● WHAT YOU ARE ASKED TO DO:
Throughout the material, some lines may have the word "street". Count them and give the number only.

● EXTRACTED ENTRIES:
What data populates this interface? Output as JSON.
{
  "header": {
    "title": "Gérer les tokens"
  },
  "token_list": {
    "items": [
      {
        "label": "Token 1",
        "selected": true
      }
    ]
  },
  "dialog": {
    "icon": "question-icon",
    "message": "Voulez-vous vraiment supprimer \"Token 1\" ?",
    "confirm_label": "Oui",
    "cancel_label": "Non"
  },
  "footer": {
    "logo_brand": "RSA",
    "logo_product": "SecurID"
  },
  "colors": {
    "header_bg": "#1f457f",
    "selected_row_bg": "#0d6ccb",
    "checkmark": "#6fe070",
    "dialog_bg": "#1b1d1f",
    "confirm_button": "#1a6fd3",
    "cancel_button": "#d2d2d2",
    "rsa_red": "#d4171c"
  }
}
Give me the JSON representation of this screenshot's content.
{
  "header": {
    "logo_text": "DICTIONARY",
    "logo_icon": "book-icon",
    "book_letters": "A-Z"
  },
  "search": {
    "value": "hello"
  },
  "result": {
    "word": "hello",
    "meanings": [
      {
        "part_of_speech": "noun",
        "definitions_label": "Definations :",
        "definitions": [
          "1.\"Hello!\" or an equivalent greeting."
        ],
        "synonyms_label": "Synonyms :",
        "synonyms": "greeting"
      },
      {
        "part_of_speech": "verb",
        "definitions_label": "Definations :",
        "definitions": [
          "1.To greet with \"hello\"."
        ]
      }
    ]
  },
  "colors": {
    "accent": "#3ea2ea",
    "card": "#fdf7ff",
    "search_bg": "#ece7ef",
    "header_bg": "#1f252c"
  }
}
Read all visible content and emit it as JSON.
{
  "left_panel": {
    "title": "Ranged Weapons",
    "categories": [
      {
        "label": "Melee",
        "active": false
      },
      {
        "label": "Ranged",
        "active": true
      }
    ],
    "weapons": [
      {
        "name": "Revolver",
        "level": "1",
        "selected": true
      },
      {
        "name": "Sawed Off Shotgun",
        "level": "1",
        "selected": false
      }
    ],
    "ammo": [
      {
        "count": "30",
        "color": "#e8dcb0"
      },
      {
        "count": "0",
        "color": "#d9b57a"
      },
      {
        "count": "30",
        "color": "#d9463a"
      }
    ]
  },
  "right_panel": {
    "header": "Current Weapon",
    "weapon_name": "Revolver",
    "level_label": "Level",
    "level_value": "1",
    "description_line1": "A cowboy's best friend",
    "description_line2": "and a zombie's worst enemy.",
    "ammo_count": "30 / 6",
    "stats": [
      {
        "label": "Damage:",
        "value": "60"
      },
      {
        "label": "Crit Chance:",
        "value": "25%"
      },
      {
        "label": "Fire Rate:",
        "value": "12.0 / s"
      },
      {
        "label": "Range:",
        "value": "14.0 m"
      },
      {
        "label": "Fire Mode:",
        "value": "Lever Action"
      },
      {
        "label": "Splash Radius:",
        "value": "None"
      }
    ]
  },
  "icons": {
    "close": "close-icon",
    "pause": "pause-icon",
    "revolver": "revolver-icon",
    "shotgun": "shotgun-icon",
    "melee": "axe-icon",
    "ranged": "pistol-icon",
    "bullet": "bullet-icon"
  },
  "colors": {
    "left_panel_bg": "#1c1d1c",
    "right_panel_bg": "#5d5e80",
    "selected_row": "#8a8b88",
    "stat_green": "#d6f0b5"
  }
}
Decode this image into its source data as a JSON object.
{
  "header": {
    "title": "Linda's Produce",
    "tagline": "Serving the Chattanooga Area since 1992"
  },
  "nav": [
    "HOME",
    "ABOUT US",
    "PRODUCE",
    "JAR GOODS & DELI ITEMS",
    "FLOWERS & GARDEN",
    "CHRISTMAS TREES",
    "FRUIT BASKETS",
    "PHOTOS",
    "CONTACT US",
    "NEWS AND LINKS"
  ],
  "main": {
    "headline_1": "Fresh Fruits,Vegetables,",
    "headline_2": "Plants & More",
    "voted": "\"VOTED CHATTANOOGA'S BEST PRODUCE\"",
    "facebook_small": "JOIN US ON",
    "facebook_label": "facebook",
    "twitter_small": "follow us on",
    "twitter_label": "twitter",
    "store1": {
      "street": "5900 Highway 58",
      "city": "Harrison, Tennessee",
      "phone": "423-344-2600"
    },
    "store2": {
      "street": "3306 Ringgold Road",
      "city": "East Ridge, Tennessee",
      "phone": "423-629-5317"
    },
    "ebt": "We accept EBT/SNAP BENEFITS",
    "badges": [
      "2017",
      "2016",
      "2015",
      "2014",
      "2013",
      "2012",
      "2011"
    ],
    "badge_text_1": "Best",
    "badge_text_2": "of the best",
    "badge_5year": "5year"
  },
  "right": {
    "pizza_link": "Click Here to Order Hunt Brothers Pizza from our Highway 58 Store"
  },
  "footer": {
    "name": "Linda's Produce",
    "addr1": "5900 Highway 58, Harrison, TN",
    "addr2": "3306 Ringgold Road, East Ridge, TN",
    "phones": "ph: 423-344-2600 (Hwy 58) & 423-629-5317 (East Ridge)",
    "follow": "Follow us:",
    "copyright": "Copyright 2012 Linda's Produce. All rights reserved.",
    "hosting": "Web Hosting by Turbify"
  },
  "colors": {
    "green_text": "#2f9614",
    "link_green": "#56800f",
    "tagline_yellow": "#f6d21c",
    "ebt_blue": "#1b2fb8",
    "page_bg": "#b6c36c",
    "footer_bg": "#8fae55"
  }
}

● PROBLEM SOLUTION:
2